•Consumer needs do not vary significantly across markets or nations
•It provides for economies of scale in production and marketing terms
•Brand consistency with mobile consumers ARGUMENT FOR ADAPTATION •There are differences between countries even between regions of the same country.
•Key differences arise on climate, taste, law, race, topography, occupation, disposable income, taxation, nationalism, local labour cost, literacy and levels of education.
•Supporters of adaptation view that customizing/altering the marketing strategies in foreign market because of the government rules, market development, legal issues, competition etc. Chung (2007) argued that culture has no main effect on product, price, place and process, but rather on promotional efforts. We disagree on the basis that, in Saudi Arabia for instance the promotion of jeans (product) to women is strongly discouraged. Although this stance overlaps with tenets of their religious beliefs.

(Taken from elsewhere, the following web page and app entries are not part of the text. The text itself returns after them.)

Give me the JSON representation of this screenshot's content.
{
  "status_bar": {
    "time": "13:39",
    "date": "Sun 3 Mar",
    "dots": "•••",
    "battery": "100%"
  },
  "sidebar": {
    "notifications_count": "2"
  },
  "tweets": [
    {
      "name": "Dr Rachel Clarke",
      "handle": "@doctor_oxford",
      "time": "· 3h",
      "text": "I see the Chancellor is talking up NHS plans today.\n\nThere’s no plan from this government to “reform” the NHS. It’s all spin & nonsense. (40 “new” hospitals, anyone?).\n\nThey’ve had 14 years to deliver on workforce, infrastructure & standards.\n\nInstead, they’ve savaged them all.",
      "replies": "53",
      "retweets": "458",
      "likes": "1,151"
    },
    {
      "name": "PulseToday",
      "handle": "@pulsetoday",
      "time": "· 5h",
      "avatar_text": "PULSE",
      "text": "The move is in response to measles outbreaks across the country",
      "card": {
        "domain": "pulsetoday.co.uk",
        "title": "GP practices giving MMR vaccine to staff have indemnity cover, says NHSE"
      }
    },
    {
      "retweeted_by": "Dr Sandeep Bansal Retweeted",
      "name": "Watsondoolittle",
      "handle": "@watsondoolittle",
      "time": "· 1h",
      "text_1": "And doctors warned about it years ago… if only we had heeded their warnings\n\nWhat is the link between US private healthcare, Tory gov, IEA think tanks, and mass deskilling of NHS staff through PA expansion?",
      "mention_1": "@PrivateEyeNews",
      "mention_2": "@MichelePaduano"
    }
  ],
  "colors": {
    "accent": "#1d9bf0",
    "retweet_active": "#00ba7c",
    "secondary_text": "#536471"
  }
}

Supporters of global standardisation argue that consumers live in a globalised world in which nation-states are not the major determinants of marketing activities. This argument implies that marketing practitioners have the freedom to do what they like with either little or no government regulation of the profession. However this is a sharp contrast to Cateora et al (1999) report that ‘all nations have laws regulating marketing activities; in promotion, product development, pricing and channels of distribution. Conclusion Global uniformity and image, economies of scale, consistency with customers, easier planning and control, and stock cost reduction are the important reasons pulling the multinational companies towards global standardization. On the other hand culture, market development, competition, laws, economic differences, sociological considerations and the differences in the customer perceptions have highlighted the need for companies to adapt their marketing tactics. (Vrontis, 2003) "Both the approaches appear to be sensible, logical and coherent, highlighting the advantages and benefits that a multinational company could gain by using either approach. It is only when one focuses on the extreme position of either that they often become impractical and incoherent. Standarisation and Adaptation are considered to be the two polarised positions. In reality of marketing both processes are likely to coexist, even within the same company, product line or brand (Kitchen,2003; Vrontis, 2003; Soufani, 2006)". CATEORA, P.R. & GRAHAM, J.L.,1999. International marketing. 10th. Pennsylvania State University: Irwin/McGraw-Hill.
RYANS JR., J.K. ( 1 ), GRIFFITH, D.A.(.2.). and WHITE, D.S.(.3.)., 2003. Standardization/adaptation of international marketing strategy: Necessary conditions for the advancement of knowledge. International Marketing Review, 20(6), pp. 588-603+579+581+583.
SOUFANI, K.(.1.)., VRONTIS, D.(.2.). and POUTZIOURIS, P.(.3.)., 2006. Private equity for small firms: A conceptual model of adaptation versus standardisation strategy. International Journal of Entrepreneurship and Small Business, 3(3-4), pp. 498-515.
VRONTIS, D., 2003. Integrating Adaptation and Standardisation in International Marketing: The AdaptStand Modelling Process. Journal of Marketing Management, 19(3), pp. 283-305. Levitt (1983) argued that standardisation of the marketing mix and the creation of a single strategy for the entire global market, offers economies of scale in production and marketing and moreover is consistent with what he described as the ‘mobile consumer’ We vs the Author Backhaus et al (2007) also claim that different advertisement from different countries might create confusion amongst customers. We argue that the country for which the advert was created will appreciate the message unless the same advertisement is introduced in another country or those so called ‘travel consumers’ enter that the country in question. For example a statement such as ‘the finest in Canada’ will be judged misleading unless there is absolute evidence to prove. In Austria, premium offers re not allowed because it will result in discriminatory treatment of buyers. The laws in Puerto Rico requires that the rules for any promotion to be printed in English and Spanish. Global Standardisation Vs International Adaptation